Overview

Referencing a whole edited book is uncommon. You are more likely to be referencing individual chapters. Even an introduction may be treated as a chapter. See the page for referencing chapters in an edited book.

Don't panic if you see several dates inside the book. The date you need to use is the one which matches the edition of the book that you're using. Ignore any dates that are just listed as reprints or impressions. Look on the book cover and see if it says e.g. Fourth edition (it should also say this on the title page inside the book). In this case all that you need to show in your reference in the bibliography is the date for the 4th edition of the book. Search for the book on the library catalogue to check the details needed for the reference if you are unsure.

Standard Form

As a footnote:

Editor (as with author) (ed), Title of Book (additional information, Edition if later than first, Publisher Publication year) page no if required.

Examples

BA Maher (ed), Progress in Experimental Personality Research, vol 2 (Academic Press 1965) para 908.
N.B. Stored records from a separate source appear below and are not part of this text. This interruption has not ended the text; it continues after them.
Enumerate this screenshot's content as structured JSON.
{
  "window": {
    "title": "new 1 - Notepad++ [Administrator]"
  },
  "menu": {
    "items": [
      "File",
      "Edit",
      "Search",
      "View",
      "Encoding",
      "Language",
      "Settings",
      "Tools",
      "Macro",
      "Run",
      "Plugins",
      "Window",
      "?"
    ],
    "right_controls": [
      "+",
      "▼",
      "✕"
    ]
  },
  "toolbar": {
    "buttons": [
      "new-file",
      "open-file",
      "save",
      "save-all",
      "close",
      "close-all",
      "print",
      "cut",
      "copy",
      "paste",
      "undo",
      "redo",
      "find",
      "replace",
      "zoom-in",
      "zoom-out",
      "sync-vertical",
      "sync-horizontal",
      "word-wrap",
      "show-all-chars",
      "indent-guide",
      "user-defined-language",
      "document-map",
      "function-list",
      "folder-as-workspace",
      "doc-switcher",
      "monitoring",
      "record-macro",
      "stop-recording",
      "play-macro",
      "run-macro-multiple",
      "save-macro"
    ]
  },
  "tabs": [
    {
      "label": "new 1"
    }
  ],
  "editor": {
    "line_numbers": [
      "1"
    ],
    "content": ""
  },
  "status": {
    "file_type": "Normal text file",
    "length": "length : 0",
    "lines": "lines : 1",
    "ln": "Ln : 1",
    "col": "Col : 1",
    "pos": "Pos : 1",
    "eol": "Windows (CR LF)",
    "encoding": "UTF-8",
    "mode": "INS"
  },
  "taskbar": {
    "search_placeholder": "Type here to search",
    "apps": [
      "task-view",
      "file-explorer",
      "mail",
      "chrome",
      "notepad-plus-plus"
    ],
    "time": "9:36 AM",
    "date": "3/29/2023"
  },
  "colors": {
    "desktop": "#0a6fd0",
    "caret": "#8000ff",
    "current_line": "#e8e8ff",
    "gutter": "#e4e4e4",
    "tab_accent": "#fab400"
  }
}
D French (ed), Blackstone's Statutes on Company Law (12th edn, Oxford University Press 2008).

The above example also shows that well established books continue to be known by their original titles long after their original authors have died and each new editor must be identified.

Peniel E Joseph (ed), The Black Power Movement: Rethinking the Civil Rights-Black Power Era (Routledge 2006).

VN Koutrakou (ed), Contemporary Issues and Debates in EUP Policy (MUP 2004) 6-10.

Reference List

List books alphabetically by the editor's surname under the heading Secondary Sources.

In your bibliography, the editor''s surname should precede his or her initial(s), with no comma separating them, but a comma after the first initial. Only initials should be used, not forenames, e.g.

Joseph PE (ed), The Black Power Movement: Rethinking the Civil Rights-Black Power Era (Routledge 2006).

 

Notes

  • If a book has a title and a subtitle, use the existing punctuation. Where there is none, insert a colon.
  • The place of publication need not be given.
  • If a book consists of more than one volume, the volume number follows the publication details, unless the publication details of the volumes vary, in which case it precedes them, and is separated from the title by a comma. Pinpoint to paragraphs rather than pages if the paragraphs are numbered.
  • Reference: Faculty of Law, University of Oxford, OSCOLA: Oxford Standard for the Citation of Legal Authorities (4th edn Oxford University 2010) 35.